Modeling Damage and Fracture Processes for Reliability Aspect in Engineering Design
Mohd N Tamin
School of Mechanical Engineering,
Universiti Teknologi Malaysia, Malaysia
Abstract Engineering design is an iterative decision-making process with a methodical series of steps to ensure the reliability of the newly-designed component. In this respect, this paper describes the analysis step for establishing adequate reliability aspects of the component. The design process is illustrated by considering a newly-designed steel wire ropes for offshore applications. The dominant failure mode is dependent on the lay angle of the wire ropes, the local Hertzian contact condition (stick-slip) and the relative magnitude of the sliding displacements of the wires. In this deterministic approach to the reliability analysis, Lemaitre’s two-scale damage model is modified to calculate the fretting fatigue damage, while the energy-based wear model is employed to quantify the fretting wear damage accumulation of the drawn steel wires in the wire rope. In these models, the material damage is manifested through the degradation of the Young’s modulus of the wires, and the loss of material at the fretting contact surfaces. A series of interrupted fatigue tests of the drawn wire samples provide the test data for establishing the residual Young’s modulus. A fatigue damage calculation routine based on varying load cycle blocks is developed to efficiently calculate the evolution of the damage to separation of the critical material points of the drawn wires in the wire rope. This incremental damage calculation routine is incorporated into the commercially available FE analysis software to establish force equilibrium of the wire rope model following each increment of the damage. The damage-based fatigue model is validated using fatigue life data of a single strand (1×7) steel wire ropes. The model is examined through the prediction of the mechanics of deformation and failure processes of stranded spiral steel wire ropes.
Biodata Prof.
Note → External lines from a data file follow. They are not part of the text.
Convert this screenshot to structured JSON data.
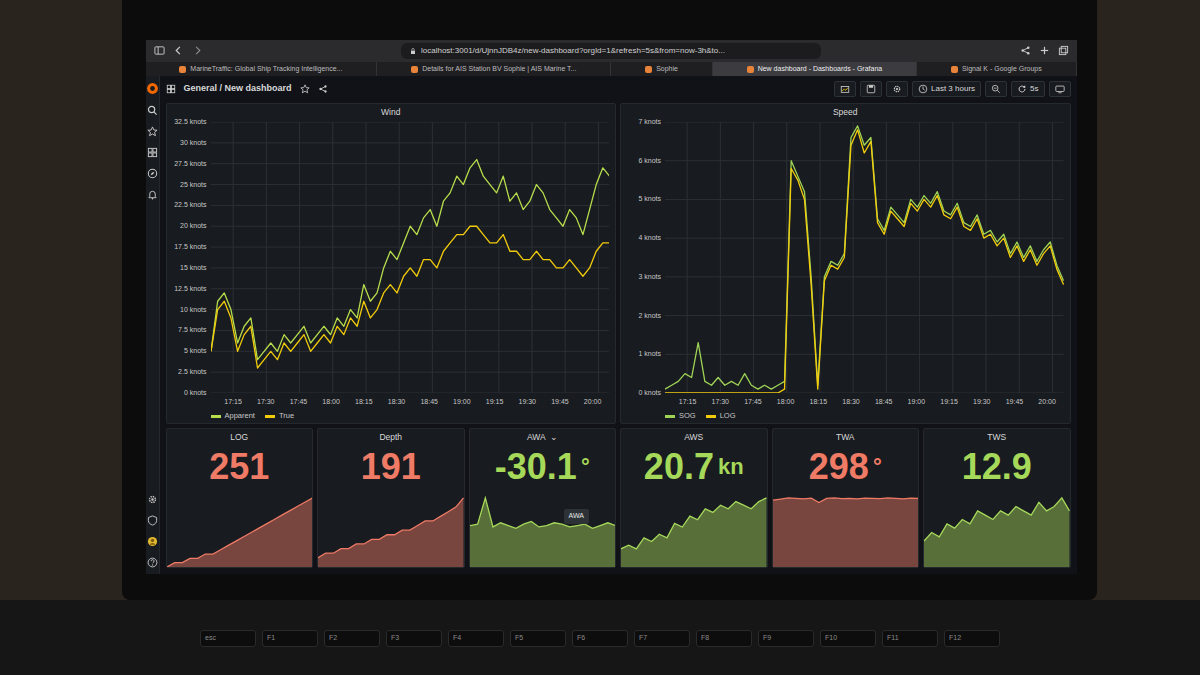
{
  "browser": {
    "url": "localhost:3001/d/UjnnJDB4z/new-dashboard?orgId=1&refresh=5s&from=now-3h&to...",
    "tabs": [
      {
        "label": "MarineTraffic: Global Ship Tracking Intelligence...",
        "selected": false
      },
      {
        "label": "Details for AIS Station BV Sophie | AIS Marine T...",
        "selected": false
      },
      {
        "label": "Sophie",
        "selected": false
      },
      {
        "label": "New dashboard - Dashboards - Grafana",
        "selected": true
      },
      {
        "label": "Signal K - Google Groups",
        "selected": false
      }
    ]
  },
  "grafana": {
    "breadcrumb": "General / New dashboard",
    "time_range": "Last 3 hours",
    "refresh": "5s"
  },
  "charts": [
    {
      "title": "Wind",
      "y_ticks": [
        "0 knots",
        "2.5 knots",
        "5 knots",
        "7.5 knots",
        "10 knots",
        "12.5 knots",
        "15 knots",
        "17.5 knots",
        "20 knots",
        "22.5 knots",
        "25 knots",
        "27.5 knots",
        "30 knots",
        "32.5 knots"
      ],
      "x_ticks": [
        "17:15",
        "17:30",
        "17:45",
        "18:00",
        "18:15",
        "18:30",
        "18:45",
        "19:00",
        "19:15",
        "19:30",
        "19:45",
        "20:00"
      ],
      "series": [
        {
          "name": "Apparent",
          "color": "#b7dd4c",
          "values": [
            5,
            11,
            12,
            10,
            6,
            8,
            9,
            4,
            5,
            6,
            5,
            7,
            6,
            7,
            8,
            6,
            7,
            8,
            7,
            9,
            8,
            10,
            9,
            13,
            11,
            12,
            15,
            17,
            16,
            18,
            20,
            19,
            21,
            22,
            20,
            23,
            24,
            26,
            25,
            27,
            28,
            26,
            25,
            24,
            26,
            23,
            24,
            22,
            23,
            25,
            24,
            22,
            21,
            20,
            22,
            21,
            19,
            22,
            25,
            27,
            26
          ]
        },
        {
          "name": "True",
          "color": "#f2cc0c",
          "values": [
            5,
            10,
            11,
            9,
            5,
            7,
            8,
            3,
            4,
            5,
            4,
            6,
            5,
            6,
            7,
            5,
            6,
            7,
            6,
            8,
            7,
            9,
            8,
            11,
            9,
            10,
            12,
            13,
            12,
            14,
            15,
            14,
            16,
            16,
            15,
            17,
            18,
            19,
            19,
            20,
            20,
            19,
            18,
            18,
            19,
            17,
            17,
            16,
            16,
            17,
            16,
            16,
            15,
            15,
            16,
            15,
            14,
            15,
            17,
            18,
            18
          ]
        }
      ]
    },
    {
      "title": "Speed",
      "y_ticks": [
        "0 knots",
        "1 knots",
        "2 knots",
        "3 knots",
        "4 knots",
        "5 knots",
        "6 knots",
        "7 knots"
      ],
      "x_ticks": [
        "17:15",
        "17:30",
        "17:45",
        "18:00",
        "18:15",
        "18:30",
        "18:45",
        "19:00",
        "19:15",
        "19:30",
        "19:45",
        "20:00"
      ],
      "series": [
        {
          "name": "SOG",
          "color": "#9fd356",
          "values": [
            0.1,
            0.2,
            0.3,
            0.5,
            0.4,
            1.3,
            0.3,
            0.2,
            0.4,
            0.2,
            0.3,
            0.2,
            0.5,
            0.2,
            0.1,
            0.2,
            0.1,
            0.2,
            0.3,
            6.0,
            5.6,
            5.2,
            3.0,
            0.2,
            3.0,
            3.4,
            3.3,
            3.6,
            6.6,
            6.9,
            6.4,
            6.6,
            4.5,
            4.2,
            4.8,
            4.6,
            4.4,
            5.0,
            4.8,
            5.1,
            4.9,
            5.2,
            4.7,
            4.6,
            4.9,
            4.4,
            4.3,
            4.6,
            4.1,
            4.2,
            3.9,
            4.1,
            3.6,
            3.9,
            3.5,
            3.8,
            3.4,
            3.7,
            3.9,
            3.3,
            2.9
          ]
        },
        {
          "name": "LOG",
          "color": "#f2cc0c",
          "values": [
            0,
            0,
            0,
            0,
            0,
            0,
            0,
            0,
            0,
            0,
            0,
            0,
            0,
            0,
            0,
            0,
            0,
            0,
            0.1,
            5.8,
            5.5,
            5.0,
            2.8,
            0.1,
            2.9,
            3.3,
            3.2,
            3.5,
            6.4,
            6.8,
            6.2,
            6.5,
            4.4,
            4.1,
            4.7,
            4.5,
            4.3,
            4.9,
            4.7,
            5.0,
            4.8,
            5.1,
            4.6,
            4.5,
            4.8,
            4.3,
            4.2,
            4.5,
            4.0,
            4.1,
            3.8,
            4.0,
            3.5,
            3.8,
            3.4,
            3.7,
            3.3,
            3.6,
            3.8,
            3.2,
            2.8
          ]
        }
      ]
    }
  ],
  "stats": [
    {
      "title": "LOG",
      "value": "251",
      "unit": "",
      "color": "#ef7b66",
      "spark": [
        0,
        1,
        1,
        2,
        2,
        3,
        3,
        4,
        5,
        6,
        7,
        8,
        9,
        10,
        11,
        12,
        13,
        14,
        15,
        16
      ]
    },
    {
      "title": "Depth",
      "value": "191",
      "unit": "",
      "color": "#ef7b66",
      "spark": [
        2,
        3,
        3,
        4,
        4,
        5,
        5,
        6,
        6,
        7,
        7,
        8,
        8,
        9,
        10,
        10,
        11,
        12,
        13,
        15
      ]
    },
    {
      "title": "AWA",
      "menu": "⌄",
      "tooltip": "AWA",
      "value": "-30.1",
      "unit": "°",
      "color": "#a6d85a",
      "spark": [
        30,
        31,
        50,
        29,
        32,
        30,
        28,
        31,
        33,
        29,
        30,
        32,
        31,
        29,
        30,
        31,
        28,
        30,
        32,
        30
      ]
    },
    {
      "title": "AWS",
      "value": "20.7",
      "unit": "kn",
      "color": "#a6d85a",
      "spark": [
        5,
        6,
        5,
        8,
        7,
        9,
        8,
        12,
        11,
        14,
        13,
        16,
        15,
        17,
        16,
        18,
        17,
        16,
        18,
        19
      ]
    },
    {
      "title": "TWA",
      "value": "298",
      "unit": "°",
      "color": "#ef7b66",
      "spark": [
        290,
        295,
        300,
        298,
        296,
        299,
        280,
        298,
        300,
        297,
        298,
        296,
        299,
        298,
        297,
        300,
        298,
        296,
        299,
        298
      ]
    },
    {
      "title": "TWS",
      "value": "12.9",
      "unit": "",
      "color": "#a6d85a",
      "spark": [
        6,
        8,
        7,
        10,
        9,
        11,
        10,
        13,
        12,
        11,
        13,
        12,
        14,
        13,
        12,
        15,
        13,
        14,
        16,
        13
      ]
    }
  ],
  "keyboard": [
    "esc",
    "F1",
    "F2",
    "F3",
    "F4",
    "F5",
    "F6",
    "F7",
    "F8",
    "F9",
    "F10",
    "F11",
    "F12"
  ]
}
Tamin earned his doctoral degree in Mechanical Engineering and Applied Mechanics from the University of Rhode Island, USA in 1997. He has been with the Faculty of Mechanical Engineering, Universiti Teknologi Malaysia since 1984. He had his fair share of administrative positions as the Head of the Applied Mechanics Department, Head of the Materials Engineering Department, Director of UTM Center for Composites, and the Deputy Dean (Research and Innovation) of the faculty. He is currently leading his research team with 11 doctoral candidates, a post-doctoral researcher, and a project manager at the Computational Solid Mechanics Laboratory (CSMLab) UTM, which he founded in 2006.
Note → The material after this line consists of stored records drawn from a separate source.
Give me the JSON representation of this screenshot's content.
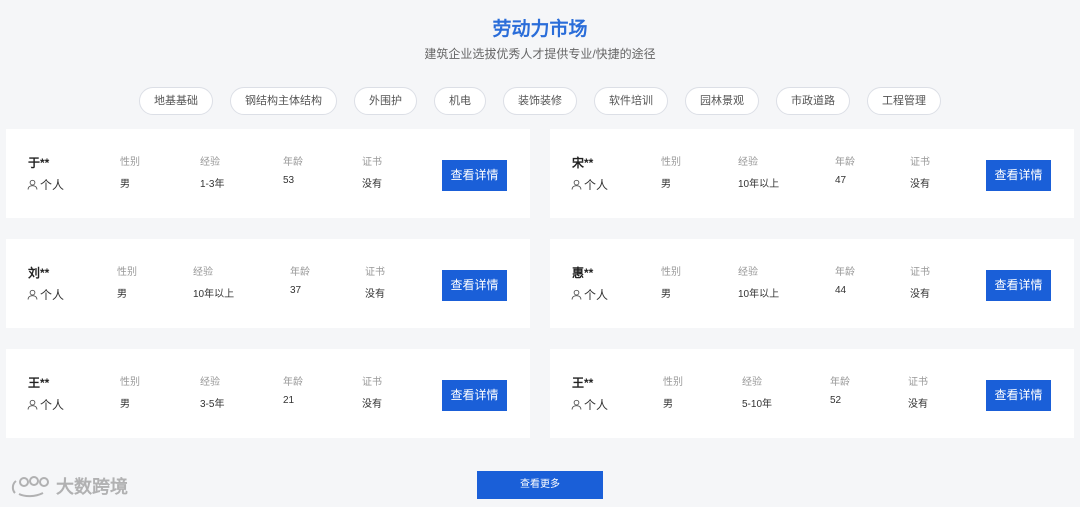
{
  "header": {
    "title": "劳动力市场",
    "subtitle": "建筑企业选拔优秀人才提供专业/快捷的途径"
  },
  "tags": [
    "地基基础",
    "钢结构主体结构",
    "外围护",
    "机电",
    "装饰装修",
    "软件培训",
    "园林景观",
    "市政道路",
    "工程管理"
  ],
  "labels": {
    "gender": "性别",
    "experience": "经验",
    "age": "年龄",
    "cert": "证书",
    "detail_button": "查看详情"
  },
  "workers": [
    {
      "name": "于**",
      "role": "个人",
      "gender": "男",
      "experience": "1-3年",
      "age": "53",
      "cert": "没有"
    },
    {
      "name": "宋**",
      "role": "个人",
      "gender": "男",
      "experience": "10年以上",
      "age": "47",
      "cert": "没有"
    },
    {
      "name": "刘**",
      "role": "个人",
      "gender": "男",
      "experience": "10年以上",
      "age": "37",
      "cert": "没有"
    },
    {
      "name": "惠**",
      "role": "个人",
      "gender": "男",
      "experience": "10年以上",
      "age": "44",
      "cert": "没有"
    },
    {
      "name": "王**",
      "role": "个人",
      "gender": "男",
      "experience": "3-5年",
      "age": "21",
      "cert": "没有"
    },
    {
      "name": "王**",
      "role": "个人",
      "gender": "男",
      "experience": "5-10年",
      "age": "52",
      "cert": "没有"
    }
  ],
  "more_button": "查看更多",
  "watermark": "大数跨境",
  "colors": {
    "accent": "#1a5fd8",
    "title": "#2a6dd9",
    "background": "#f5f6f8"
  }
}
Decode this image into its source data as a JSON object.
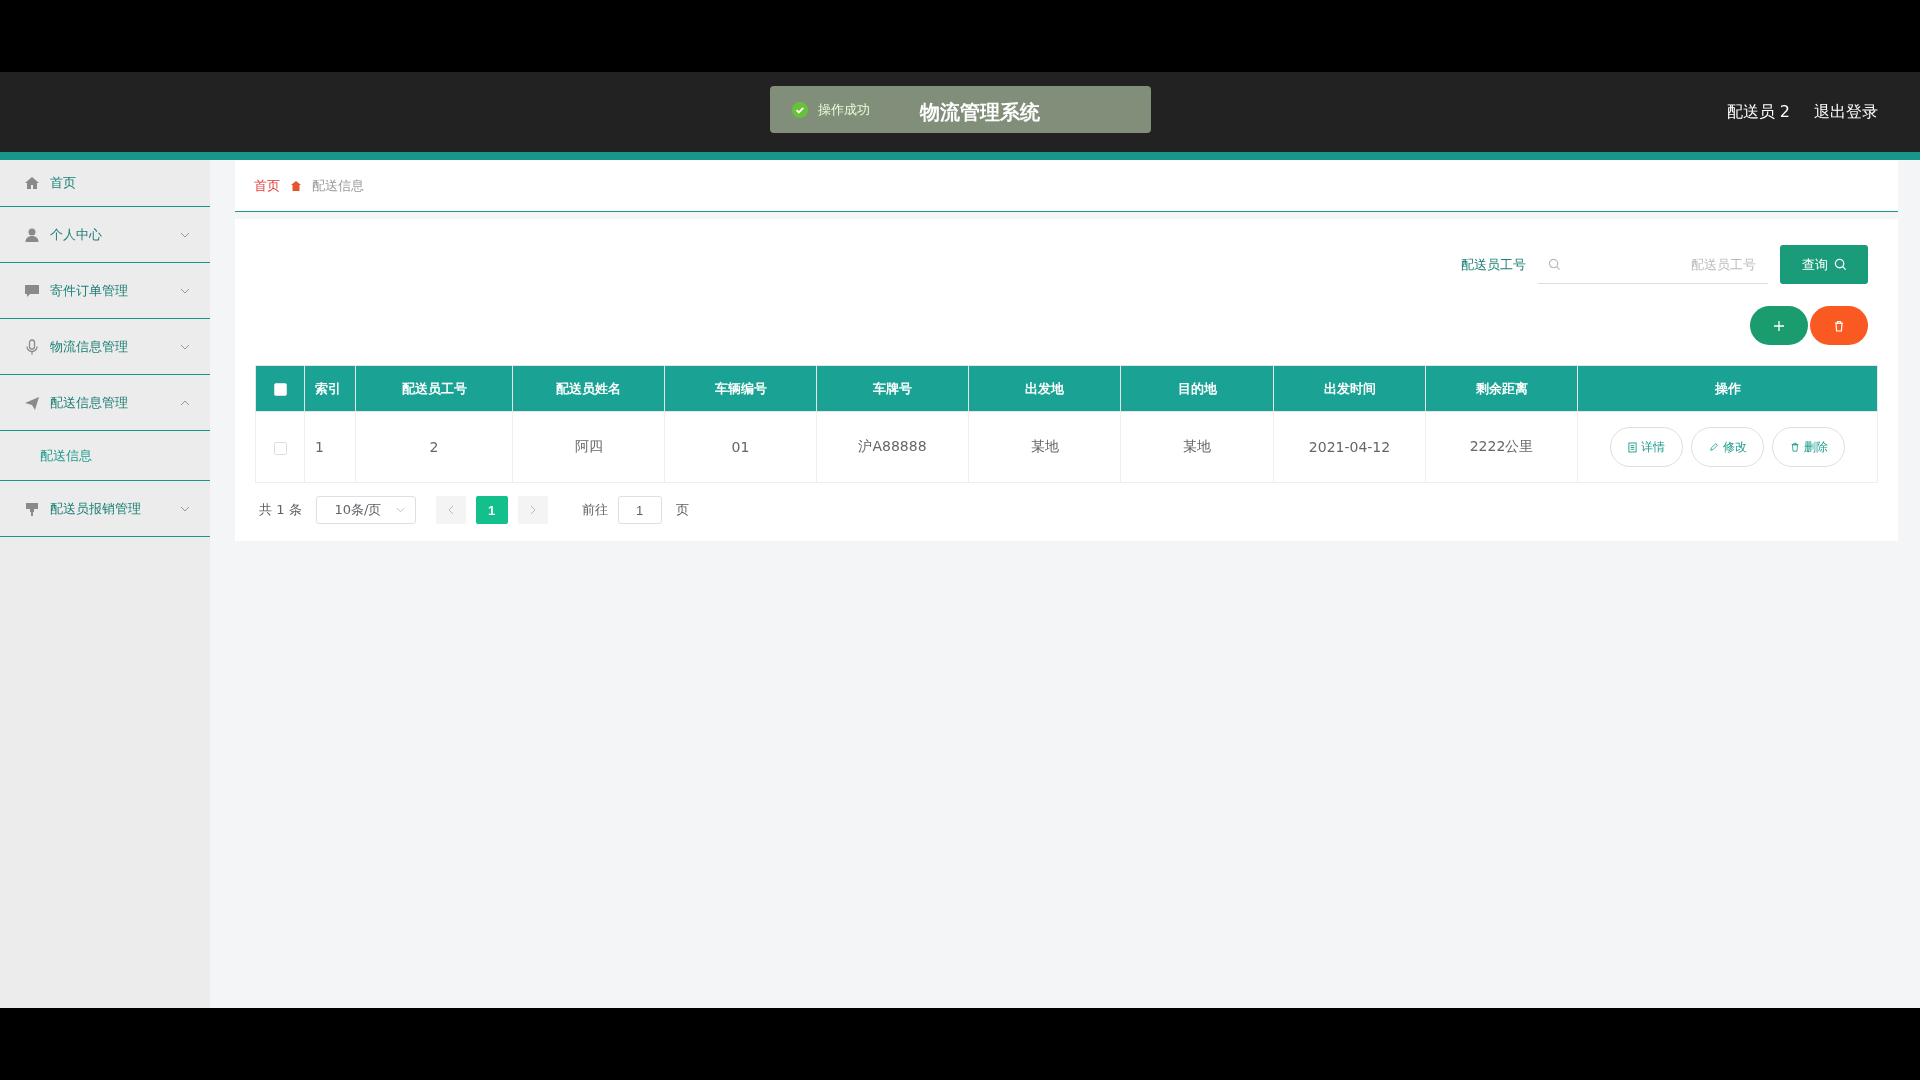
{
  "header": {
    "title": "物流管理系统",
    "user": "配送员 2",
    "logout": "退出登录"
  },
  "toast": {
    "kind": "success",
    "message": "操作成功"
  },
  "sidebar": {
    "items": [
      {
        "label": "首页"
      },
      {
        "label": "个人中心",
        "expanded": false
      },
      {
        "label": "寄件订单管理",
        "expanded": false
      },
      {
        "label": "物流信息管理",
        "expanded": false
      },
      {
        "label": "配送信息管理",
        "expanded": true,
        "children": [
          {
            "label": "配送信息",
            "selected": true
          }
        ]
      },
      {
        "label": "配送员报销管理",
        "expanded": false
      }
    ]
  },
  "breadcrumb": [
    {
      "label": "首页"
    },
    {
      "label": "配送信息"
    }
  ],
  "search": {
    "label": "配送员工号",
    "placeholder": "配送员工号",
    "button": "查询"
  },
  "table": {
    "header_checked": false,
    "columns": [
      "索引",
      "配送员工号",
      "配送员姓名",
      "车辆编号",
      "车牌号",
      "出发地",
      "目的地",
      "出发时间",
      "剩余距离",
      "操作"
    ],
    "rows": [
      {
        "checked": false,
        "cells": [
          "1",
          "2",
          "阿四",
          "01",
          "沪A88888",
          "某地",
          "某地",
          "2021-04-12",
          "2222公里"
        ],
        "actions": [
          {
            "kind": "detail",
            "label": "详情"
          },
          {
            "kind": "edit",
            "label": "修改"
          },
          {
            "kind": "delete",
            "label": "删除"
          }
        ]
      }
    ]
  },
  "pagination": {
    "total": "共 1 条",
    "page_size": "10条/页",
    "pages": [
      {
        "label": "1",
        "selected": true
      }
    ],
    "goto_prefix": "前往",
    "goto_value": "1",
    "goto_suffix": "页"
  }
}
Prof. Tamin leads his research team on few successful research collaborations with industries. These include Intel Technology on the development of a validated methodology for reliability prediction of solder joints in BGA packages, and failure process modeling of TSV interconnects in microelectronic packages; with Kiswire (Korea) for fatigue life improvement of steel wire ropes; with Airbus (France) and Aerospace Malaysia Innovation Center (AMIC) for damage detection in FRP composite laminates using the digital image correlation (DIC) technique; and with Flextronics Semiconductor in promoting Surface Mount Technology through university academic curriculum. He has also served as an external examiner of the academic programs at several local universities. Prof. Tamin has been invited as a visiting researcher at Sophia University, Tokyo (Japan), a visiting professor at the Institut Supérieurde l’Automobileet des Transport, Nevers (France) and Dongguk University, Seoul (Korea). He is currently a visiting research professor at the University of Southampton (Malaysia Campus). Prof. Tamin is keen in promoting the university-industry collaboration.